The last time LeBron didn’t reach the NBA Finals, the Lakers beat Boston. That was eight years ago—so long ago that Kobe was still good at basketball and was named Finals MVP; now he’s just an Oscar winner and makes videos that inspire young guys playing for his old enemies. Point is, that might as well be another lifetime. Since then, James has gone to seven straight NBA Finals and won three. He’s also been named Finals MVP three times during that stretch. James owns post–Memorial Day basketball, and it’s hard to imagine the Finals without him.
Whatever happens on Sunday night, the Celtics have had an amazing season, and they’re positioned to give the Eastern Conference fits for the foreseeable future. They also managed to put James in a 2-0 hole in an Eastern Conference playoff series for the first time in a decade. That’s no small feat. It should also be noted that the Celtics have never lost a playoff series in their history after winning the first two games, though that fact isn’t worth much when you think about it. If the Celtics can push past the Cavs and reach the NBA Finals, it will have nothing to do with their storied history and everything to do with figuring out a way to best LeBron in yet another elimination game. (It wouldn’t hurt if Boston could prevent Rozier from getting switched onto James; the next time Rozier stops LeBron will be his first.)

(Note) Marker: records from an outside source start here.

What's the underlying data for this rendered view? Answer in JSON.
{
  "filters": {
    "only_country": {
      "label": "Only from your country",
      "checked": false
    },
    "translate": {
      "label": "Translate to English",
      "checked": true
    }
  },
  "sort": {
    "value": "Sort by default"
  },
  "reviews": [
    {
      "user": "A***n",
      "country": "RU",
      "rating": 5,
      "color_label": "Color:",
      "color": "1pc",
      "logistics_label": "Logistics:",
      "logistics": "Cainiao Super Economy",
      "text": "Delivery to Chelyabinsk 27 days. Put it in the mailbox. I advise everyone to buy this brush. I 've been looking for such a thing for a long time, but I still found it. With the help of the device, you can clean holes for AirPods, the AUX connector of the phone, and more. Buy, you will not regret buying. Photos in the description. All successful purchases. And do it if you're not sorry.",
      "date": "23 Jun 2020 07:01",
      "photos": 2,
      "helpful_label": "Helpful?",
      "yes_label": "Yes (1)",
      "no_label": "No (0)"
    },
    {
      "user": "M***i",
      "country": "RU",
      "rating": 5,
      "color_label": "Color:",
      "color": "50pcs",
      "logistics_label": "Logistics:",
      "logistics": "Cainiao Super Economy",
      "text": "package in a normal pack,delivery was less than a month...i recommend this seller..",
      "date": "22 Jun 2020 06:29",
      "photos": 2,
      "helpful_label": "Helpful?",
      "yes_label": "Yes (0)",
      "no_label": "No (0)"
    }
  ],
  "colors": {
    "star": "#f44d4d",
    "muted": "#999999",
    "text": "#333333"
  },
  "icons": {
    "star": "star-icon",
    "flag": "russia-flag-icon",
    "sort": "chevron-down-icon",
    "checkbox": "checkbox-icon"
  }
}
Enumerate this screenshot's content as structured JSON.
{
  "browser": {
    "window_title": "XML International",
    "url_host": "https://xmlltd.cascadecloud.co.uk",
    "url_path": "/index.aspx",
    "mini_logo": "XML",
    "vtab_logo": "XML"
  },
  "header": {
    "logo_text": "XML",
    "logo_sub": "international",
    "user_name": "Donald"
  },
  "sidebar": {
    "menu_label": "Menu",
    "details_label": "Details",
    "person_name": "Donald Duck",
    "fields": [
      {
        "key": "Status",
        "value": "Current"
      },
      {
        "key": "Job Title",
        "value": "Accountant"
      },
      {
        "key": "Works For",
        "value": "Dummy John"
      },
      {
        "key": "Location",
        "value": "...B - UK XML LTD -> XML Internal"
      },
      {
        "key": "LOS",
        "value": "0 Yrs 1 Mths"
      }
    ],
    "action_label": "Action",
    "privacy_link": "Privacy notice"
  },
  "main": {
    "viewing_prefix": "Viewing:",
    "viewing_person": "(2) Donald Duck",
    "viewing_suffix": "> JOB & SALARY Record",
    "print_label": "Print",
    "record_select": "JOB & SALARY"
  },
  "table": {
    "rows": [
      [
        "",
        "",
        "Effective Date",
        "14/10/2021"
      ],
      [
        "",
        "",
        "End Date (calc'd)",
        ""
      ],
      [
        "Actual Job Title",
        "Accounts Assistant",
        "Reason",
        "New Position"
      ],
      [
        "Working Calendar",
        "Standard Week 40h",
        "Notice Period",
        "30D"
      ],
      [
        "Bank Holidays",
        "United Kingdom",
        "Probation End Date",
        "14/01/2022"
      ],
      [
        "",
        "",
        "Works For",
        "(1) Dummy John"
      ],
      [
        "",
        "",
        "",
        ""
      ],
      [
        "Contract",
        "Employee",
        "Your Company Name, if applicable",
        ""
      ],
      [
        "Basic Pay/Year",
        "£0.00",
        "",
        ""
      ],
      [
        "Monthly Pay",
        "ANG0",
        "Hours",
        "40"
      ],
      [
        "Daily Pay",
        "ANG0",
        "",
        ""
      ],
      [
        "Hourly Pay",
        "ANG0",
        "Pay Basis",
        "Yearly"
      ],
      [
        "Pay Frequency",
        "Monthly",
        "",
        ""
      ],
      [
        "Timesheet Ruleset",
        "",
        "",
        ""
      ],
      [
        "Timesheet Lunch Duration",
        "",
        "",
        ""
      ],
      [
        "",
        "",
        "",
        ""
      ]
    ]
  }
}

Earlier in the series, while I was in Cleveland for Games 3 and 4, James did what players do and said the key to advancing was the Cavaliers playing as a team. “It’s not about me,” LeBron insisted. Except it is. It always is. And it will be again in Boston. He’s 5-2 in Game 7s. I can’t be certain that he’ll be 6-2 after Sunday night—but I certainly wouldn’t bet against it.